Hong Kong - Moody's Investors Service has upgraded its ratings on several tranches of a Hong Kong CMBS deal, due to the transaction's robust performance in difficult economic circumstances.
The transaction in question - Harbour City Funding 1 - was issued by property group Wharf Holdings in February 1999 and backed by a portfolio of retail and office properties. It was lead-managed by Merrill Lynch and totaled US$575.2 million - at the time, the biggest ever non-Japan Asian ABS deal.
Five series of notes were upgraded: series B1 US$70 million floating rate notes, from Aa2 to Aa1; series B2 HK$319.9 million floating rate notes, from Aa2 to Aa1; series B3 HK$67.5 million fixed rate notes, from Aa2 to Aa1; series C2 HK$260 million floating rate notes, from A2 to A1; and series C3 HK$295.3 million fixed rate notes, from A2 to A1.
Korea - The Korean Asset Management Corp., the country's bad debt agency, last week issued its first international securitization and one of non-Japan Asia's first cross border securitizations of non-performing loans. The $367 million deal, which was joint lead managed by UBS Warburg and Deutsche Bank, seems to have been a runaway success, with all the paper sold prior to the official launch.
The deal is backed by a portfolio of restructured loans - worth $419 million- originated by six Korean banks and sold to Kamco after the onset of the Asian financial crisis caused the loans to turn bad. Over 90% of 135 loans to 45 obligors are denominated in U.S. dollars, with the rest in yen.
Malaysia - Several investment banks are at one stage or another of securitizations in Malaysia with Nomura International the first to make a public announcement that it is working on a deal.
Nomura is working on an "operating company" or "whole business" securitization for a Sarawak-based silicon wafer manufacturer called 1stSilicon. The deal will parcel the revenues of the business, principally sales of wafers, the building blocks of semiconductors, plus all of the company's assets. It is expected to be completed in the first quarter of next year and, if it is a success, it will refinance a $180 million syndicated loan that Nomura has already organized for the company.
Amsterdam - Dutch mortgage lender Bouwfonds Hypotheken, a subsidiary of ABN Amro, last week launched an mortgage-backed deal that was underwritten and managed by its parent company. Called Castle 1, the E200 million ($188 million) deal is backed by of a pool of around 5,700 loans with an average loan-to-value ratio of 67%.

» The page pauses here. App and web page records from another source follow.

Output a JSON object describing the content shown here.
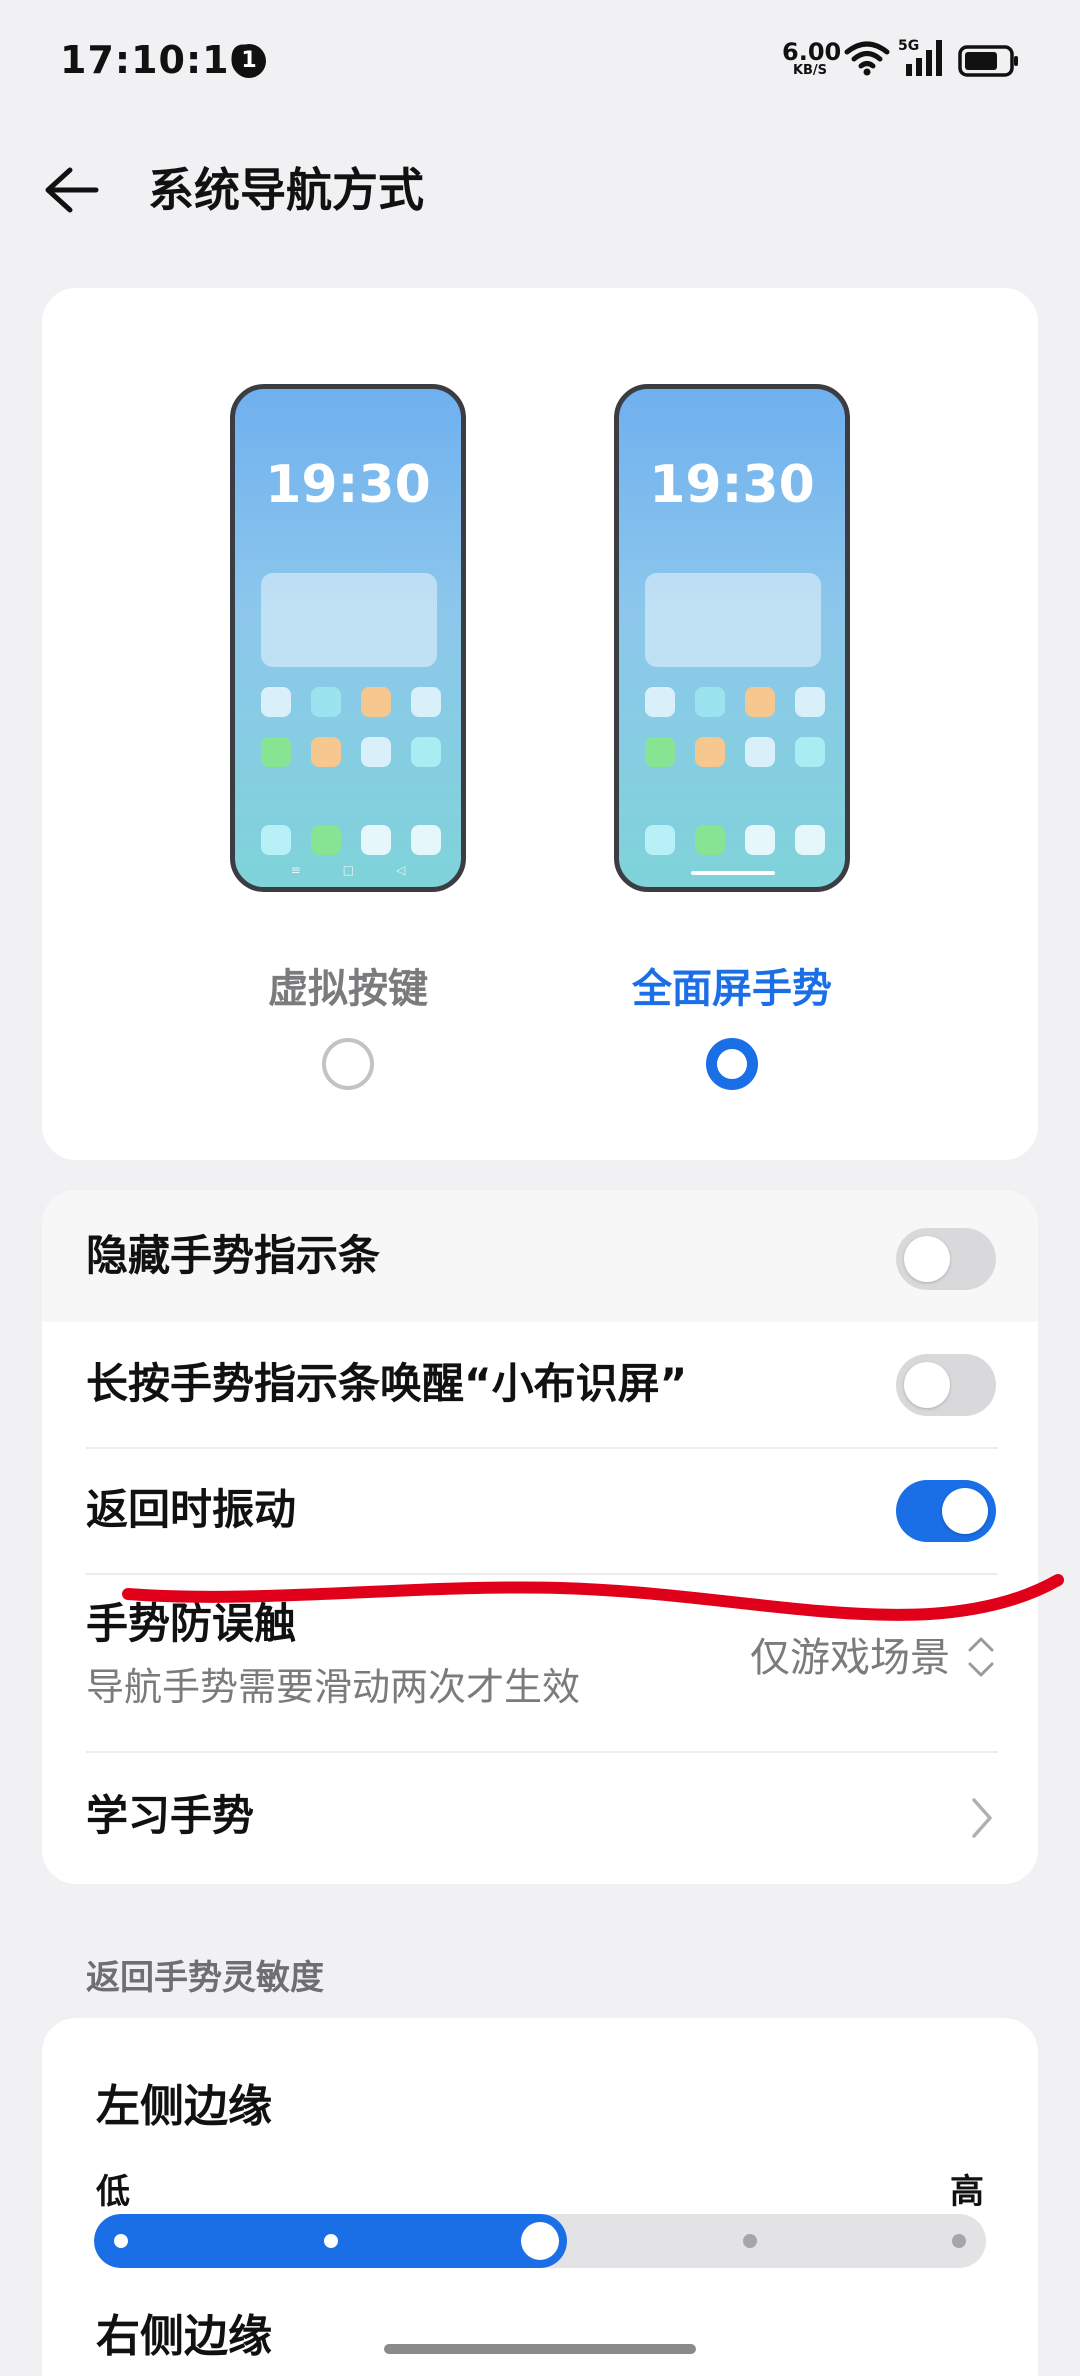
{
  "status_bar": {
    "time": "17:10:10",
    "notification_count": "1",
    "net_speed": "6.00",
    "net_speed_unit": "KB/S",
    "network_type": "5G",
    "icons": [
      "wifi-icon",
      "signal-icon",
      "battery-icon"
    ]
  },
  "header": {
    "title": "系统导航方式",
    "back_icon": "back-arrow-icon"
  },
  "preview": {
    "phone_clock": "19:30",
    "options": [
      {
        "label": "虚拟按键",
        "selected": false
      },
      {
        "label": "全面屏手势",
        "selected": true
      }
    ]
  },
  "settings": {
    "hide_bar": {
      "label": "隐藏手势指示条",
      "on": false
    },
    "long_press": {
      "label": "长按手势指示条唤醒“小布识屏”",
      "on": false
    },
    "vibrate": {
      "label": "返回时振动",
      "on": true
    },
    "anti_mistouch": {
      "label": "手势防误触",
      "sub": "导航手势需要滑动两次才生效",
      "value": "仅游戏场景"
    },
    "learn": {
      "label": "学习手势"
    }
  },
  "sensitivity": {
    "section_title": "返回手势灵敏度",
    "left_edge": {
      "label": "左侧边缘",
      "low": "低",
      "high": "高",
      "level_index": 2,
      "levels": 5
    },
    "right_edge": {
      "label": "右侧边缘"
    }
  },
  "colors": {
    "accent": "#1a6ee6",
    "background": "#f1f1f3",
    "annotation_stroke": "#e0001a"
  }
}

The mortgages were sold by Bouwfonds through brokers and insurance companies. Stater was brought in as servicer. The deal employs a simple pass through structure. Credit enhancement of 5.5% for the senior A notes comes from subordination on the two junior tranches, excess spread and a reserve fund that will amount to 0.6% of the notes at closing. The B notes are protected by subordination on the C notes, which in turn are protected by the fund and excess spread.
Denmark - Unibank recently became the first Scandanavian bank to arrange a multiseller asset-backed commercial paper conduit. Advances from notes issued by the conduit, called Viking Asset Securitization Ltd., will be used to purchase receivables or securities from highly rated organizations. The first to go into the pot was the purchase of $92 billion of triple-A rated wrapped CBO transaction. Credit enhancement for the program is in the form of a letter of credit and a liquidity facility provided by Unibank.

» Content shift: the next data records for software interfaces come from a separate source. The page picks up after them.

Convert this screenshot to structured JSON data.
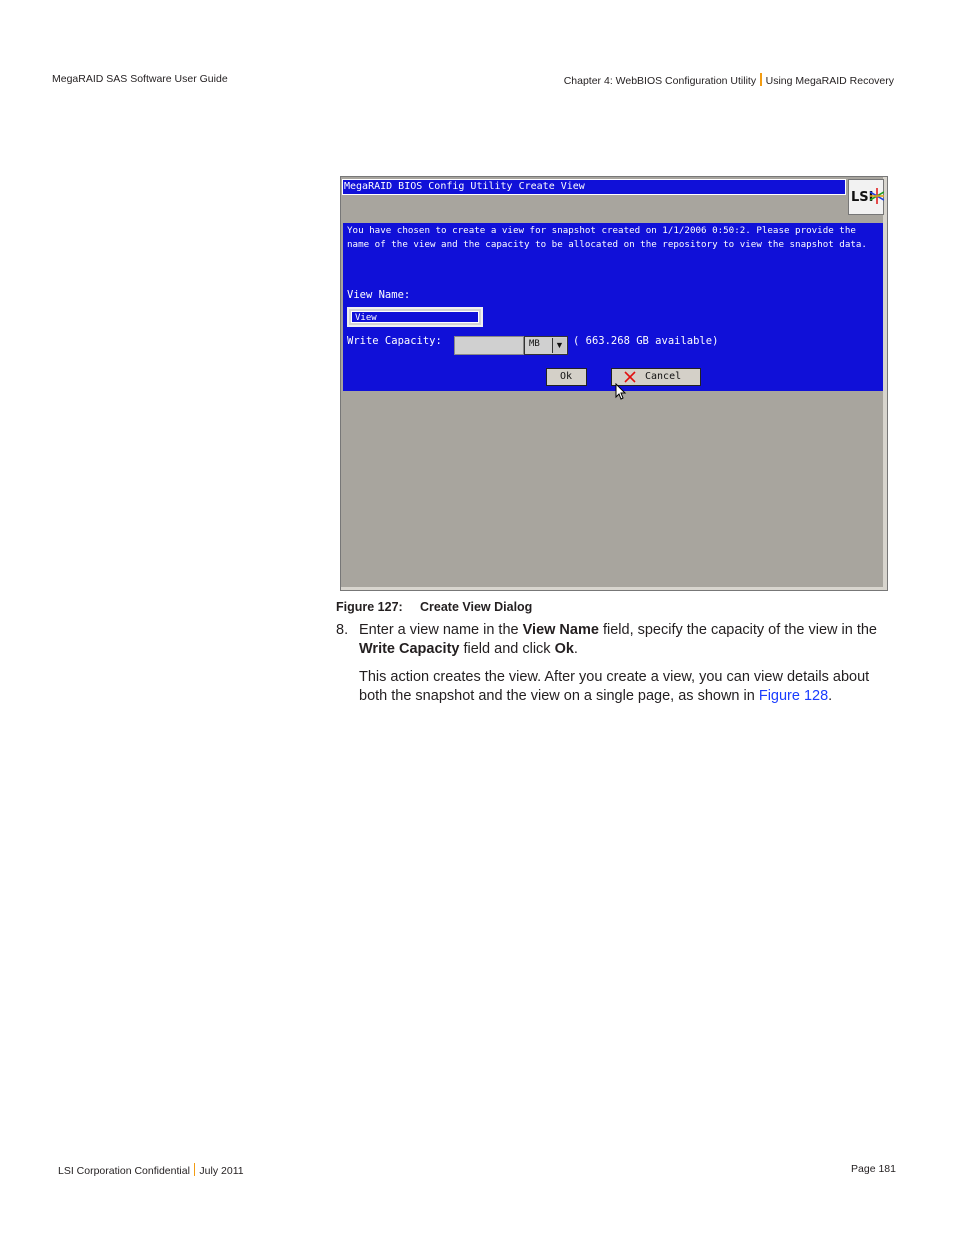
{
  "header": {
    "left": "MegaRAID SAS Software User Guide",
    "right_chapter": "Chapter 4: WebBIOS Configuration Utility",
    "right_section": "Using MegaRAID Recovery"
  },
  "screenshot": {
    "title": "MegaRAID BIOS Config Utility Create View",
    "logo_text": "LSI",
    "message_line1": "You have chosen to create a view for snapshot created on  1/1/2006 0:50:2. Please provide the",
    "message_line2": "name of the view and the capacity to be allocated on the repository to view the snapshot data.",
    "view_name_label": "View Name:",
    "view_name_value": "View",
    "write_capacity_label": "Write Capacity:",
    "write_capacity_value": "",
    "unit_value": "MB",
    "available_text": "( 663.268 GB available)",
    "ok_label": "Ok",
    "cancel_label": "Cancel",
    "colors": {
      "dialog_blue": "#1010d8",
      "background_gray": "#a8a59e"
    }
  },
  "figure": {
    "number": "Figure 127:",
    "title": "Create View Dialog"
  },
  "step8": {
    "number": "8.",
    "t1": "Enter a view name in the ",
    "b1": "View Name",
    "t2": " field, specify the capacity of the view in the ",
    "b2": "Write Capacity",
    "t3": " field and click ",
    "b3": "Ok",
    "t4": "."
  },
  "para": {
    "text": "This action creates the view. After you create a view, you can view details about both the snapshot and the view on a single page, as shown in ",
    "link": "Figure 128",
    "end": "."
  },
  "footer": {
    "left": "LSI Corporation Confidential",
    "date": "July 2011",
    "page": "Page 181"
  }
}
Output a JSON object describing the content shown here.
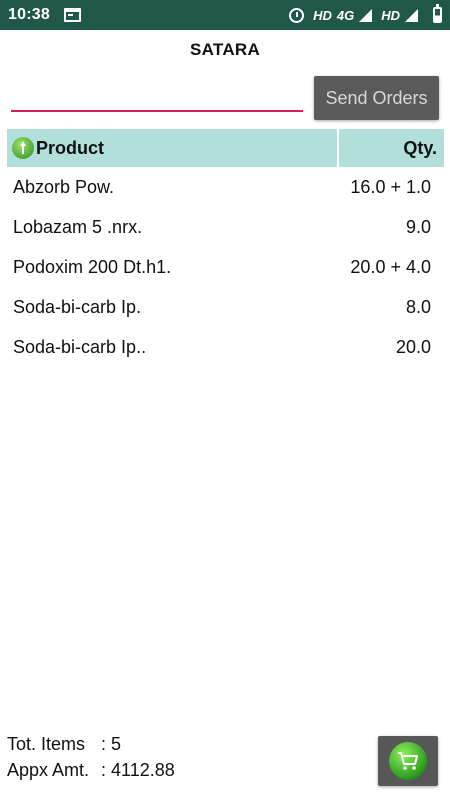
{
  "status_bar": {
    "time": "10:38",
    "hd1": "HD",
    "network": "4G",
    "hd2": "HD"
  },
  "header": {
    "title": "SATARA"
  },
  "order_input": {
    "value": "",
    "placeholder": ""
  },
  "send_button": {
    "label": "Send Orders"
  },
  "table": {
    "headers": {
      "product": "Product",
      "qty": "Qty."
    },
    "rows": [
      {
        "product": "Abzorb Pow.",
        "qty": "16.0 + 1.0"
      },
      {
        "product": "Lobazam 5 .nrx.",
        "qty": "9.0"
      },
      {
        "product": "Podoxim 200 Dt.h1.",
        "qty": "20.0 + 4.0"
      },
      {
        "product": "Soda-bi-carb Ip.",
        "qty": "8.0"
      },
      {
        "product": "Soda-bi-carb Ip..",
        "qty": "20.0"
      }
    ]
  },
  "footer": {
    "total_items_label": "Tot. Items",
    "total_items_value": ":  5",
    "amount_label": "Appx Amt.",
    "amount_value": ": 4112.88"
  },
  "colors": {
    "status_bar": "#1f5748",
    "header_row": "#b2dfdb",
    "input_underline": "#d81b60",
    "button": "#5a5a5a"
  },
  "icons": {
    "calendar": "calendar-icon",
    "alarm": "alarm-icon",
    "signal": "signal-icon",
    "battery": "battery-icon",
    "sort": "sort-arrow-icon",
    "cart": "cart-icon"
  }
}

Germany - Commerzbank last week launched the largest ever mortgage-backed transaction to come out of Germany. Called Commerzbank AG, Residence 2000-1, the EURO2.5 billion ($2.35 billion) synthetic deal is backed by a pool of residential mortgages originated and serviced by Commerzbank. The bank also arranged and managed the transaction.The underlying pool comprises around 41,500 loans with a value of just over EURO2.5 billion, with 68% being first ranking mortgages
Brazil - BNP Paribas and co-arranger Banco BBA finally closed last week a $135.5 million privately placed securitization of export receivables for Brazilian iron ore pellet exporter Samarco Mineracao S.A. The transaction was actually sold and priced in January, but it has taken until now to get all the paperwork in place, including approvals from the Brazilian authorities.
Three series of notes were issued through the Iron Ore Master Trust. The first series consisted of $33.5 million and was exchanged with the holders of the secured export notes issued by Samarco in 1995. The second series of $32 million was placed with one Japanese investor and four European commercial banks. Both sets of notes carry a coupon of Libor plus 300 basis points and have a five-year final maturity. The third series consisted of $70 million in notes, which were sold to three major U.S. mutual funds. The notes carry a fixed coupon of 10.04% and priced at 350 basis points over Treasuries.